Items from an interface collection
####################

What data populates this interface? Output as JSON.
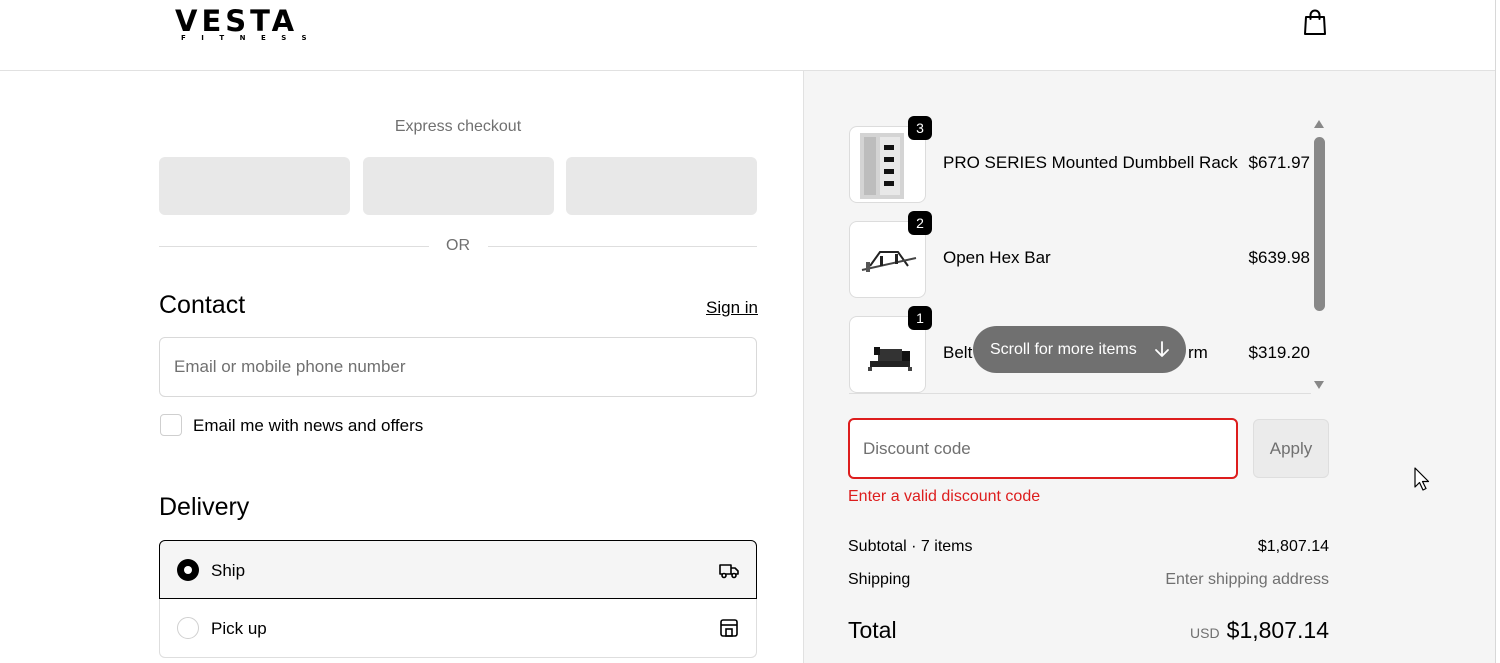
{
  "header": {
    "logo_main": "VESTA",
    "logo_sub": "FITNESS",
    "cart_icon": "shopping-bag-icon"
  },
  "express": {
    "title": "Express checkout",
    "or_label": "OR"
  },
  "contact": {
    "heading": "Contact",
    "sign_in": "Sign in",
    "email_placeholder": "Email or mobile phone number",
    "email_value": "",
    "newsletter_label": "Email me with news and offers",
    "newsletter_checked": false
  },
  "delivery": {
    "heading": "Delivery",
    "options": [
      {
        "label": "Ship",
        "selected": true,
        "icon": "truck-icon"
      },
      {
        "label": "Pick up",
        "selected": false,
        "icon": "store-icon"
      }
    ]
  },
  "order": {
    "items": [
      {
        "qty": "3",
        "name": "PRO SERIES Mounted Dumbbell Rack",
        "price": "$671.97"
      },
      {
        "qty": "2",
        "name": "Open Hex Bar",
        "price": "$639.98"
      },
      {
        "qty": "1",
        "name_visible_start": "Belt",
        "name_visible_end": "rm",
        "price": "$319.20"
      }
    ],
    "scroll_hint": "Scroll for more items"
  },
  "discount": {
    "placeholder": "Discount code",
    "value": "",
    "apply_label": "Apply",
    "error": "Enter a valid discount code"
  },
  "summary": {
    "subtotal_label": "Subtotal · 7 items",
    "subtotal_value": "$1,807.14",
    "shipping_label": "Shipping",
    "shipping_value": "Enter shipping address",
    "total_label": "Total",
    "total_currency": "USD",
    "total_value": "$1,807.14"
  },
  "colors": {
    "error": "#dd1d1d",
    "panel_bg": "#f5f5f5",
    "muted_text": "#707070"
  }
}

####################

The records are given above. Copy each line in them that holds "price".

- Written response
        "price": "$671.97"
        "price": "$639.98"
        "price": "$319.20"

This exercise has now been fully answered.